From the TUC

Zero inflation and still reducing core inflation. To repeat: deflationary pressures are not just about fuel

14 Apr 2015, by in Economics

For once CPI inflation was in line with market expectations, remaining at zero per cent for the second month in a row. 

But this unchanged reading simply followed because fuel prices were not as low in March as they were in February, falling by -13.7 per cent on the year rather than -16.6 per cent. The balance of pressures outside of fuel were clearly to the downside.

To capture this kind of effect statisticians derive so-called core inflation figures, or strictly ‘all items CPI excluding energy, fuel, food and alcoholic beverages’. In  March core inflation fell to 1 per cent from 1.2 per cent in February. A year ago core inflation was 1.7  per cent, and the trend is clearly steadily downwards. Looking at a longer run of figures on the chart, core inflation was last lower in 2006 (and only just, at 0.9 per cent for one month only).

Consumer price inflation, per cent


Moreover core inflation now (unlike in 2006) still includes the working through of the large increase in student fees (as discussed last month). This accounts for 0.2 percentage points of headline CPI inflation (and a little more of core inflation, given education is a bigger share of a smaller basket). Without education core inflation would be around 0.8 per cent, below the ‘open letter’ threshold and only just above the euro area core rate of 0.6 per cent. Even those who are sanguine about UK deflationary pressures are worried about the position in the euro area, when really there is very little difference (though plainly the conditions for some countries within the euro area are more extreme).

Confirming these underlying disinflationary trends are producer price figures, also released today.  Producer prices are measured from the output perspective (what factories sell for) and input perspective (what they pay for materials). From both perspectives, on a headline basis, prices are falling, though as with the CPI less so in March. But again on an underlying ‘core’ basis the figures show increasing disinflationary (in the case of output prices) or deflationary pressures (input).

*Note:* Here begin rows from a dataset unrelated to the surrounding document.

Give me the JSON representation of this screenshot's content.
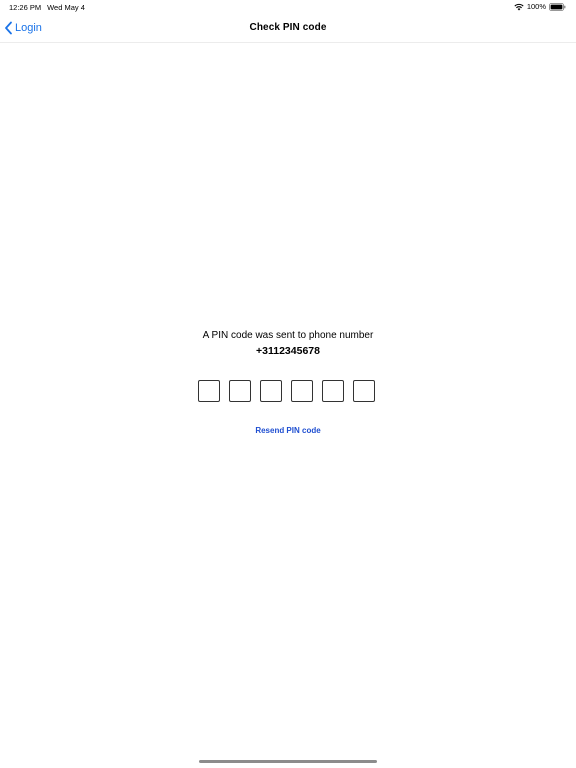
{
  "status_bar": {
    "time": "12:26 PM",
    "date": "Wed May 4",
    "battery": "100%"
  },
  "nav": {
    "back_label": "Login",
    "title": "Check PIN code"
  },
  "content": {
    "message": "A PIN code was sent to phone number",
    "phone_number": "+3112345678",
    "pin_fields": [
      "",
      "",
      "",
      "",
      "",
      ""
    ],
    "resend_label": "Resend PIN code"
  },
  "colors": {
    "accent": "#1a73e8",
    "link": "#1f4fd1"
  }
}
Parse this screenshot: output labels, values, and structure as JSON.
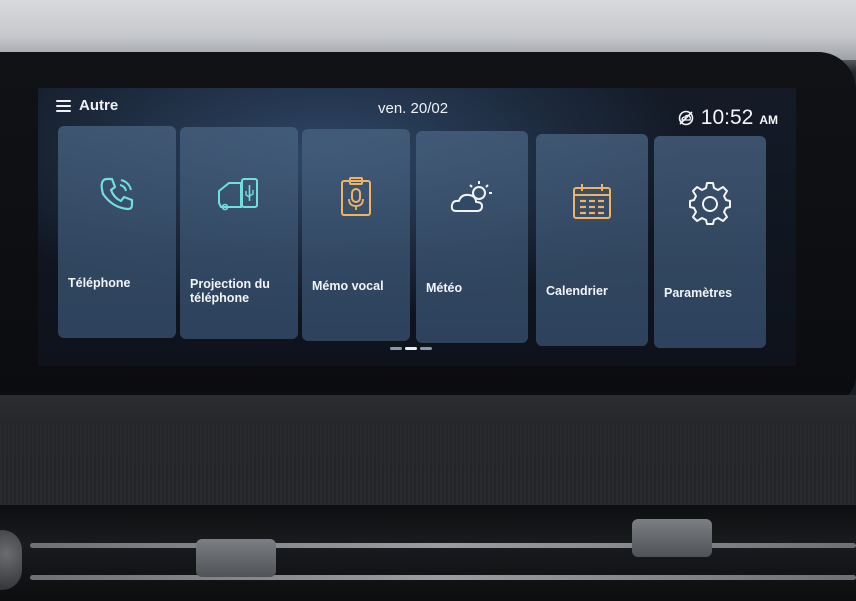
{
  "header": {
    "menu_label": "Autre",
    "date": "ven. 20/02",
    "time": "10:52",
    "ampm": "AM"
  },
  "tiles": [
    {
      "label": "Téléphone",
      "icon": "phone-icon",
      "color": "#6fe0dc"
    },
    {
      "label": "Projection du téléphone",
      "icon": "phone-projection-icon",
      "color": "#6fe0dc"
    },
    {
      "label": "Mémo vocal",
      "icon": "voice-memo-icon",
      "color": "#f0b460"
    },
    {
      "label": "Météo",
      "icon": "weather-icon",
      "color": "#f2f4f7"
    },
    {
      "label": "Calendrier",
      "icon": "calendar-icon",
      "color": "#f0b460"
    },
    {
      "label": "Paramètres",
      "icon": "gear-icon",
      "color": "#f2f4f7"
    }
  ],
  "pager": {
    "pages": 3,
    "active": 2
  }
}
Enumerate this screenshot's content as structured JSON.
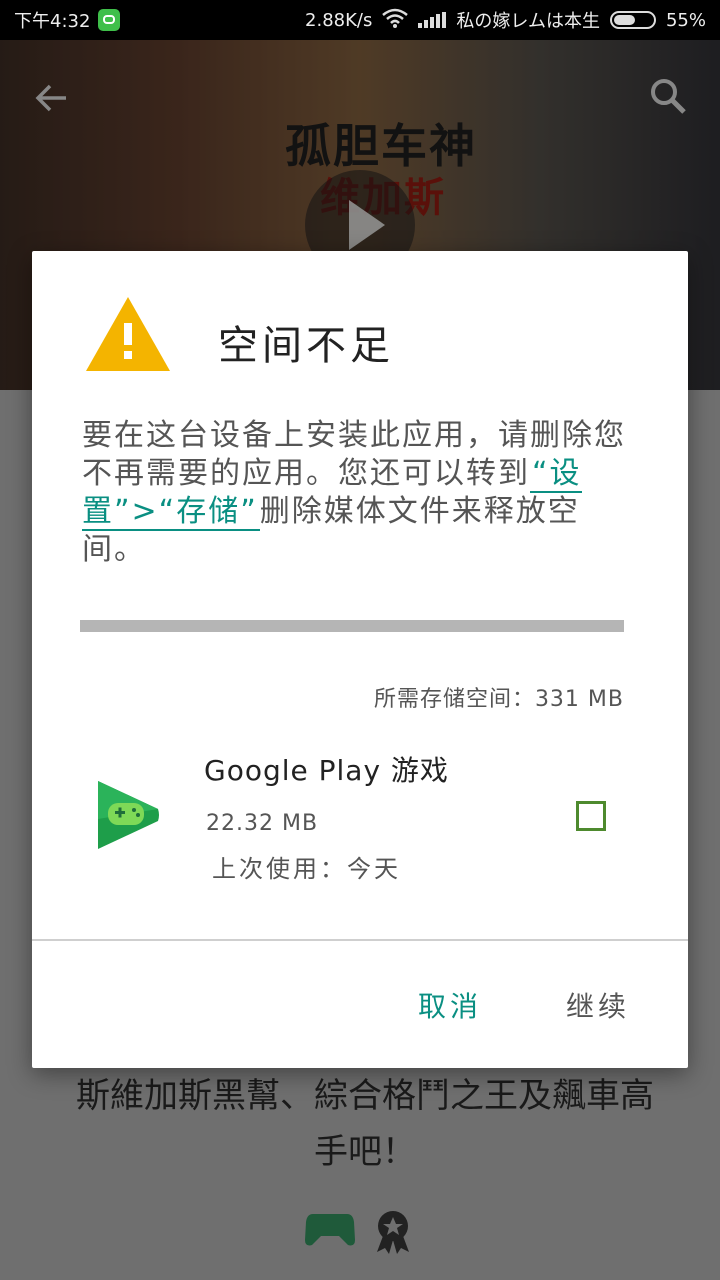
{
  "status_bar": {
    "time": "下午4:32",
    "network_speed": "2.88K/s",
    "carrier": "私の嫁レムは本生",
    "battery": "55%",
    "battery_level": 0.55
  },
  "background": {
    "title_line1": "孤胆车神",
    "title_line2": "维加斯",
    "description": "斯維加斯黑幫、綜合格鬥之王及飆車高手吧！"
  },
  "dialog": {
    "title": "空间不足",
    "message_before": "要在这台设备上安装此应用，请删除您不再需要的应用。您还可以转到",
    "message_link": "“设置”>“存储”",
    "message_after": "删除媒体文件来释放空间。",
    "required_space": "所需存储空间：331 MB",
    "app": {
      "name": "Google Play 游戏",
      "size": "22.32 MB",
      "last_used": "上次使用：今天",
      "checked": false
    },
    "cancel_label": "取消",
    "continue_label": "继续"
  },
  "colors": {
    "accent": "#0a8f82",
    "warning": "#f4b400",
    "checkbox": "#4e8a2e",
    "scrim": "#6f6f6f"
  }
}
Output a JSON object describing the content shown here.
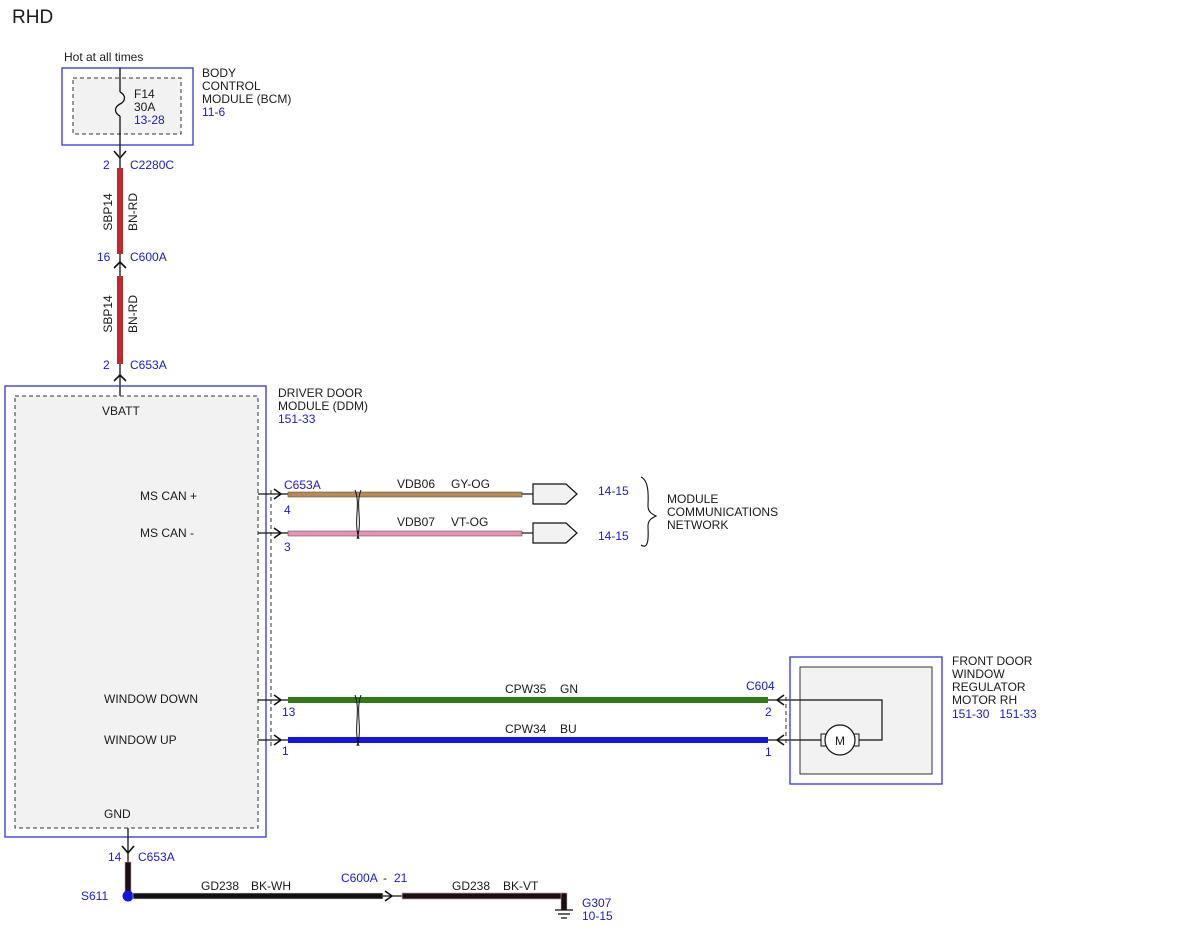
{
  "title": "RHD",
  "colors": {
    "ref_blue": "#1a1acc",
    "module_border": "#3333dd",
    "bn_rd": "#c0282c",
    "gy_og": "#b9894f",
    "vt_og": "#e892b8",
    "gn": "#2f7a16",
    "bu": "#1515e0",
    "bk": "#111111",
    "module_fill": "#f2f2f2"
  },
  "power": {
    "label": "Hot at all times"
  },
  "bcm": {
    "name_lines": [
      "BODY",
      "CONTROL",
      "MODULE (BCM)"
    ],
    "ref": "11-6",
    "fuse": {
      "id": "F14",
      "rating": "30A",
      "ref": "13-28"
    }
  },
  "c2280c": {
    "pin": "2",
    "id": "C2280C"
  },
  "wire_upper": {
    "circuit": "SBP14",
    "color": "BN-RD"
  },
  "c600a_top": {
    "pin": "16",
    "id": "C600A"
  },
  "wire_lower": {
    "circuit": "SBP14",
    "color": "BN-RD"
  },
  "c653a_top": {
    "pin": "2",
    "id": "C653A"
  },
  "ddm": {
    "name_lines": [
      "DRIVER DOOR",
      "MODULE (DDM)"
    ],
    "ref": "151-33",
    "pins": {
      "vbatt": "VBATT",
      "ms_can_plus": "MS CAN +",
      "ms_can_minus": "MS CAN -",
      "window_down": "WINDOW DOWN",
      "window_up": "WINDOW UP",
      "gnd": "GND"
    }
  },
  "can": {
    "connector": "C653A",
    "plus": {
      "pin": "4",
      "circuit": "VDB06",
      "color": "GY-OG",
      "ref": "14-15"
    },
    "minus": {
      "pin": "3",
      "circuit": "VDB07",
      "color": "VT-OG",
      "ref": "14-15"
    },
    "network_lines": [
      "MODULE",
      "COMMUNICATIONS",
      "NETWORK"
    ]
  },
  "window": {
    "down": {
      "pin": "13",
      "circuit": "CPW35",
      "color": "GN",
      "motor_pin": "2"
    },
    "up": {
      "pin": "1",
      "circuit": "CPW34",
      "color": "BU",
      "motor_pin": "1"
    },
    "motor_connector": "C604"
  },
  "motor": {
    "name_lines": [
      "FRONT DOOR",
      "WINDOW",
      "REGULATOR",
      "MOTOR RH"
    ],
    "refs": "151-30   151-33",
    "symbol": "M"
  },
  "ground": {
    "ddm_pin": "14",
    "ddm_connector": "C653A",
    "splice": "S611",
    "wire1": {
      "circuit": "GD238",
      "color": "BK-WH"
    },
    "inline_connector": "C600A",
    "inline_sep": "-",
    "inline_pin": "21",
    "wire2": {
      "circuit": "GD238",
      "color": "BK-VT"
    },
    "ground_point": "G307",
    "ground_ref": "10-15"
  }
}
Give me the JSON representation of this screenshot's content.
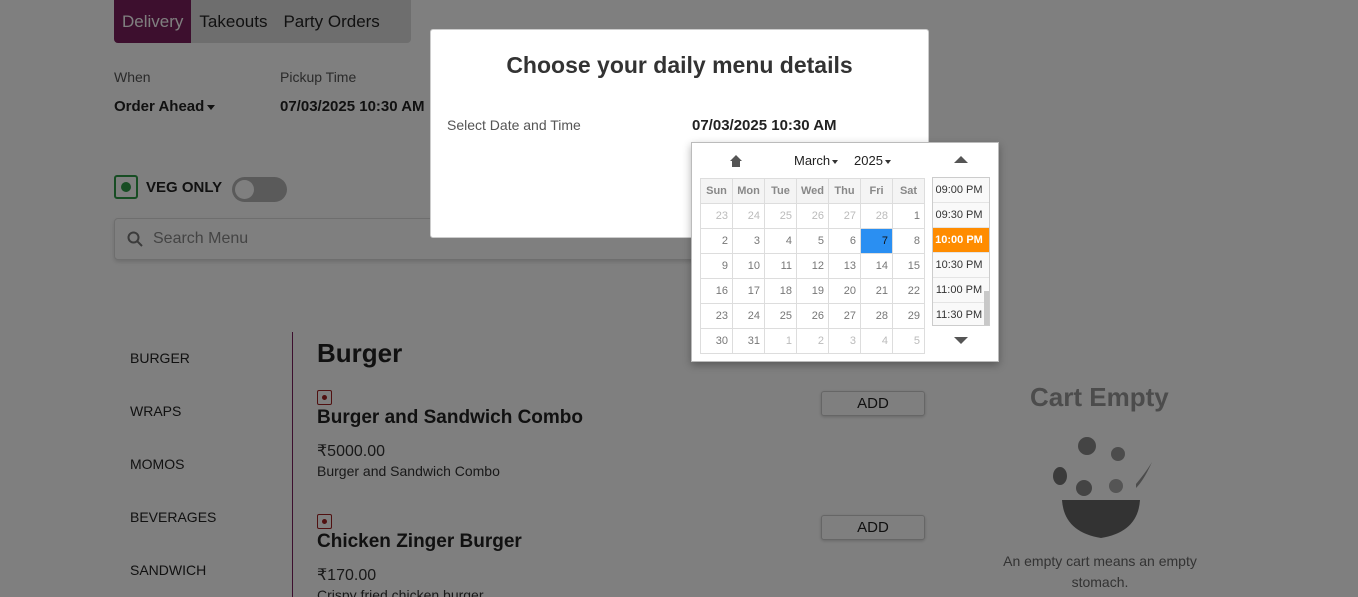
{
  "tabs": [
    "Delivery",
    "Takeouts",
    "Party Orders"
  ],
  "when": {
    "label": "When",
    "value": "Order Ahead"
  },
  "pickup": {
    "label": "Pickup Time",
    "value": "07/03/2025 10:30 AM"
  },
  "veg": {
    "label": "VEG ONLY"
  },
  "search": {
    "placeholder": "Search Menu"
  },
  "categories": [
    "BURGER",
    "WRAPS",
    "MOMOS",
    "BEVERAGES",
    "SANDWICH"
  ],
  "section": {
    "title": "Burger"
  },
  "items": [
    {
      "name": "Burger and Sandwich Combo",
      "price": "₹5000.00",
      "desc": "Burger and Sandwich Combo",
      "add": "ADD"
    },
    {
      "name": "Chicken Zinger Burger",
      "price": "₹170.00",
      "desc": "Crispy fried chicken burger",
      "add": "ADD"
    }
  ],
  "cart": {
    "title": "Cart Empty",
    "text": "An empty cart means an empty stomach."
  },
  "modal": {
    "title": "Choose your daily menu details",
    "label": "Select Date and Time",
    "value": "07/03/2025 10:30 AM"
  },
  "picker": {
    "month": "March",
    "year": "2025",
    "weekdays": [
      "Sun",
      "Mon",
      "Tue",
      "Wed",
      "Thu",
      "Fri",
      "Sat"
    ],
    "weeks": [
      [
        "23",
        "24",
        "25",
        "26",
        "27",
        "28",
        "1"
      ],
      [
        "2",
        "3",
        "4",
        "5",
        "6",
        "7",
        "8"
      ],
      [
        "9",
        "10",
        "11",
        "12",
        "13",
        "14",
        "15"
      ],
      [
        "16",
        "17",
        "18",
        "19",
        "20",
        "21",
        "22"
      ],
      [
        "23",
        "24",
        "25",
        "26",
        "27",
        "28",
        "29"
      ],
      [
        "30",
        "31",
        "1",
        "2",
        "3",
        "4",
        "5"
      ]
    ],
    "selected_day": "7",
    "times": [
      "09:00 PM",
      "09:30 PM",
      "10:00 PM",
      "10:30 PM",
      "11:00 PM",
      "11:30 PM"
    ],
    "selected_time": "10:00 PM"
  },
  "colors": {
    "accent": "#7a1f5c",
    "veg": "#2e9a47",
    "nonveg": "#a02020",
    "selected_day": "#2a8ff2",
    "selected_time": "#ff8c00"
  }
}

Producer price inflation, per cent


The reality is deflationary pressures are intensifying. It is complacent to ignore this fact and to see only good news in the figures.